Is it dumb to love a label and its culture?

I’m just a huge fan of Mad Decent and its culture. Just really different and always tries something new. I feel like I like it and the idea of it, too much.

Do you feel me?

It’s a good question, one that is ripe for discussion.

One of my favorite labels is Kitsuné – I enjoy the vast majority of the artists they sign, and it’s no coincidence that they also happen to make clothing. They recognize that their listeners have a certain style they can tap into. The cynical perspective is to say they’re manipulating sheep into buying a lifestyle, but the fact of the matter is that music correlates to more than just what we listen to, much the same as any other serious passion in life.

One of the things I’ve come to love about electronica as a whole is that it has developed so many flavors and niches to accommodate the diversity of its listeners. It isn’t just about trance, techno, and house any more. Each new subgenre isn’t just the product of some marketing shill desperately trying to differentiate a new artist. It is rare that I ever encounter Dutch house that I enjoy, but I can never get enough of French house. Some days I want epic trance, but others only psy trance will suffice.

Personally, I listen to electronica because it makes me feel a certain way – it fuels my imagination in specific ways that I want. The aesthetic and mystique of a song or an artist are every bit a part of that. Tracks do not exist in a vacuum – they have names, they frequently come packaged in albums, they’re delivered in concerts and music videos. The execution of this whole package is frequently beyond the talent of an individual artist, and comes down to the label to fill in the blanks. Some labels fail miserably at this, and it is the quintessential flaw of the major labels; they frequently homogenize and crush the individuality of their artists. The great labels bring together artists into something that is greater than the sum of their parts.

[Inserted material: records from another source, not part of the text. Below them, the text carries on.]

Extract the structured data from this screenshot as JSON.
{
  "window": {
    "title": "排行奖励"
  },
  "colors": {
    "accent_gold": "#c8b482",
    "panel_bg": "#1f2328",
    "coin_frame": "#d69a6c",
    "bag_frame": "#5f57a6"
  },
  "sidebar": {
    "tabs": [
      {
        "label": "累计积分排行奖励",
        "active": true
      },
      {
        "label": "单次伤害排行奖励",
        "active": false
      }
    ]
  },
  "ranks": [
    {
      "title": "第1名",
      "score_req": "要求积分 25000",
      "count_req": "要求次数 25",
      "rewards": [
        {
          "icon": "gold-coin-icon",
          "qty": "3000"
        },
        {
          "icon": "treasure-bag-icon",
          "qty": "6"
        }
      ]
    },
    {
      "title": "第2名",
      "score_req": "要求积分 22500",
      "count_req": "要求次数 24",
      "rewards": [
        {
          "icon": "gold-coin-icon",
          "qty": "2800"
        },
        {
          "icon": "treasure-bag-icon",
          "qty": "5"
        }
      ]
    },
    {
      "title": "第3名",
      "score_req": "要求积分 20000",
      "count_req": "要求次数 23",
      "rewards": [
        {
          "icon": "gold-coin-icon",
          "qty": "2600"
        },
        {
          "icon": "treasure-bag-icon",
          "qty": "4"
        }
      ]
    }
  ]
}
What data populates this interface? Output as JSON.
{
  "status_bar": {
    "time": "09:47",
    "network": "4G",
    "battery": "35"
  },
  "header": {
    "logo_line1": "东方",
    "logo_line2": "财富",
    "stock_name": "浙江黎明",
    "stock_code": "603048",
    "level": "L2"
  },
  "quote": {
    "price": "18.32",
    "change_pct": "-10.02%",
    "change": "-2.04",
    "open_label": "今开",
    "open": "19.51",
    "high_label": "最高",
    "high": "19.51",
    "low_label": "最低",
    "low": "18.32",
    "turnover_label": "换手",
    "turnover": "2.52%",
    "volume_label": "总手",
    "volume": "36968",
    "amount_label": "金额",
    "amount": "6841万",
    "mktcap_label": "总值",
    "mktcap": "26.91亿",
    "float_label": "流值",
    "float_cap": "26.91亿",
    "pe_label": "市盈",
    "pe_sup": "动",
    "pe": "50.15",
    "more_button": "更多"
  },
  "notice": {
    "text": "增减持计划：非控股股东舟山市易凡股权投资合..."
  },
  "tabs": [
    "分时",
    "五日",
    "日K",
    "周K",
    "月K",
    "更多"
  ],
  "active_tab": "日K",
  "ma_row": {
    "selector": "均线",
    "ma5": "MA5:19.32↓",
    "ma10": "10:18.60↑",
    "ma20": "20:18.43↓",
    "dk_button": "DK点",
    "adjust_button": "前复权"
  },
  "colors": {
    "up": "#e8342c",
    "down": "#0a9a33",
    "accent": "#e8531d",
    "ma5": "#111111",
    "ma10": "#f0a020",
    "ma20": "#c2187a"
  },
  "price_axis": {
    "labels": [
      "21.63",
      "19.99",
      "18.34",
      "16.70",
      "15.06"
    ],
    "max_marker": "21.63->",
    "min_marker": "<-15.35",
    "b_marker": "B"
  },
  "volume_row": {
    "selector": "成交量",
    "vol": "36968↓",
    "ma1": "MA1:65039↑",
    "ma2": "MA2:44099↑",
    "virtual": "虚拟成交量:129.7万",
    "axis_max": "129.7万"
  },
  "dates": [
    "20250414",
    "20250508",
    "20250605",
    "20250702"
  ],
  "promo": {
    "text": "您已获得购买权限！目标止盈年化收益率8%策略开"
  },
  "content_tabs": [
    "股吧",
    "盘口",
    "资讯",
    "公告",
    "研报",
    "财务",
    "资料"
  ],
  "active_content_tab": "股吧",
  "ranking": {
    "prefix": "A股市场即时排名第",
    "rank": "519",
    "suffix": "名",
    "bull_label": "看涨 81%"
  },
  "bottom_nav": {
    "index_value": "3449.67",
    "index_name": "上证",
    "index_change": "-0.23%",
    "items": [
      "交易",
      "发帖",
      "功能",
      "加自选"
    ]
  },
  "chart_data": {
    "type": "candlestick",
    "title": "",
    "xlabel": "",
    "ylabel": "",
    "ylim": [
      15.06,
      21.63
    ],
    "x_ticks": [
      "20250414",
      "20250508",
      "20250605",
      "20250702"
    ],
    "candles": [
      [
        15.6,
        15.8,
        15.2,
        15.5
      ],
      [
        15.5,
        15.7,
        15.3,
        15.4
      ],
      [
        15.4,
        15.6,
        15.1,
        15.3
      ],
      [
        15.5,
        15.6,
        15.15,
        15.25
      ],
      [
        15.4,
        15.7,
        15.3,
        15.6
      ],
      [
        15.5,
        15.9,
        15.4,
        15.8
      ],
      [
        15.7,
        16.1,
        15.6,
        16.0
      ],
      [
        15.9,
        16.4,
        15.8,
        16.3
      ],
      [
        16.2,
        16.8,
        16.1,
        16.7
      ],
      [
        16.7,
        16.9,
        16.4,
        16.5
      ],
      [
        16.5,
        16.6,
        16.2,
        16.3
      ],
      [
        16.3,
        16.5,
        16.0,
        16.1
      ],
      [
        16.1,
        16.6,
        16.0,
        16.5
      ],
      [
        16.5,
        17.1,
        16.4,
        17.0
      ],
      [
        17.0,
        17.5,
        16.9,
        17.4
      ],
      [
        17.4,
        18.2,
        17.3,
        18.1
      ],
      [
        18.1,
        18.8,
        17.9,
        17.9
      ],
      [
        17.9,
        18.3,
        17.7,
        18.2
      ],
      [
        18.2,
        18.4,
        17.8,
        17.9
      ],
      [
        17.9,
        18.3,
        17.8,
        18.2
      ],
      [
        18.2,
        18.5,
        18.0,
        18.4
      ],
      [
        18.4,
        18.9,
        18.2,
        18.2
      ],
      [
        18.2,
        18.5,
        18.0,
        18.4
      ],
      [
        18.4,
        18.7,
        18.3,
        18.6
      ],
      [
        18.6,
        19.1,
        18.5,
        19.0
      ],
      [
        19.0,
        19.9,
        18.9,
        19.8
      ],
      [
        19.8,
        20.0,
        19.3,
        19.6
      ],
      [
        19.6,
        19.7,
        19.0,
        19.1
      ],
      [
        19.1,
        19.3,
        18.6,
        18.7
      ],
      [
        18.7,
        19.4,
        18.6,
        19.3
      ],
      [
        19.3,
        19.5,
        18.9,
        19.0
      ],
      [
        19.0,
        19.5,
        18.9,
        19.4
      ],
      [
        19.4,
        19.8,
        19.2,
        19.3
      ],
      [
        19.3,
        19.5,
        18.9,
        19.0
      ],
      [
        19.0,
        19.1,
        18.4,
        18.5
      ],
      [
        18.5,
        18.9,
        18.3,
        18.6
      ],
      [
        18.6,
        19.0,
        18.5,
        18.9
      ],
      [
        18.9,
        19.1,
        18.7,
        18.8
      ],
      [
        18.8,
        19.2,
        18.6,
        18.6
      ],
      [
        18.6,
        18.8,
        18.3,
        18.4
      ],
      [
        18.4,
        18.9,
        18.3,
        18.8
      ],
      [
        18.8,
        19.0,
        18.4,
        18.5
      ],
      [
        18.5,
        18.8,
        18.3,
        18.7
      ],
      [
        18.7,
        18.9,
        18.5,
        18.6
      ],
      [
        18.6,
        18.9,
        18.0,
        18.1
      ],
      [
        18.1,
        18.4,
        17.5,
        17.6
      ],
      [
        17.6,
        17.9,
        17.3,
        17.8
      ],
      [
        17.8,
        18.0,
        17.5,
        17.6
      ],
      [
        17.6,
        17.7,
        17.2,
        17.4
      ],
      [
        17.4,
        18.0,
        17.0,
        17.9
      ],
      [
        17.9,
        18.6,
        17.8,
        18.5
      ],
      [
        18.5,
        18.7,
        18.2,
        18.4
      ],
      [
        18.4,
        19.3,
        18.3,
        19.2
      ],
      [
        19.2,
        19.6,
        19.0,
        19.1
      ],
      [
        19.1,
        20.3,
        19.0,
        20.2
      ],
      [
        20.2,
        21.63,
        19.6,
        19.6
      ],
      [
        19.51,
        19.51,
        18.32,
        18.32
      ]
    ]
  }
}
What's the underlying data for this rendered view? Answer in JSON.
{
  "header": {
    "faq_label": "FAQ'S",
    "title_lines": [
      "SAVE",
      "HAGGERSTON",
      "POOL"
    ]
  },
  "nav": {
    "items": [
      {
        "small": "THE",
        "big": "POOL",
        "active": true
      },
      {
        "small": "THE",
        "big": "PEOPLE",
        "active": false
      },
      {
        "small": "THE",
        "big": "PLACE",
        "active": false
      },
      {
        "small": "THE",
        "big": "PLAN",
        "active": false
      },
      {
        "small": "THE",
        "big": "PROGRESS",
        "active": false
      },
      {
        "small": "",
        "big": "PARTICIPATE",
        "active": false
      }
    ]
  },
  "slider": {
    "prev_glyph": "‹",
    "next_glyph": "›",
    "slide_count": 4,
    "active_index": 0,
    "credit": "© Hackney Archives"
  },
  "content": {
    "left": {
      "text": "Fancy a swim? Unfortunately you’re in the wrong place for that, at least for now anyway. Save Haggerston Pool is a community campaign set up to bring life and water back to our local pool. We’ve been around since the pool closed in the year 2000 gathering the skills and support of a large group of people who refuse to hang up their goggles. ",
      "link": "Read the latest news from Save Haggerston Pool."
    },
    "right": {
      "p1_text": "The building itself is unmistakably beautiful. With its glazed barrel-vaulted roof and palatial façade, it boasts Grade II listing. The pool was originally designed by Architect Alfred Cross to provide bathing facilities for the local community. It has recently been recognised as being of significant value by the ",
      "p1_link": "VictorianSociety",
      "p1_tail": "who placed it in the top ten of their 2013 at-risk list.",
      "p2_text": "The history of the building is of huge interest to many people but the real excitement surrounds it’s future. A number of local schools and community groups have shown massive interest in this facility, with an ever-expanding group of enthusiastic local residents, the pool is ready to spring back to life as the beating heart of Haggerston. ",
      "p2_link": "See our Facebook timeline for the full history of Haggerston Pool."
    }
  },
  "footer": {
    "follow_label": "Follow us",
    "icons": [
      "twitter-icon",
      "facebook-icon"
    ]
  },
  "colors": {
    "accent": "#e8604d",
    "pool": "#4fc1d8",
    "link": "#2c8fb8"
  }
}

There is absolutely no shame in loving a label. For many artists, they provide aesthetics through designers, structure through management, polish through producers, and exposure through marketing. To hate any of these things is ignorant of the challenges of commercial viability. I, for one, am grateful that I don’t have to loathe the labels my favorite artists are signed to. I can readily see the ways many labels in EDM are advancing the industry, and that is a beautiful thing.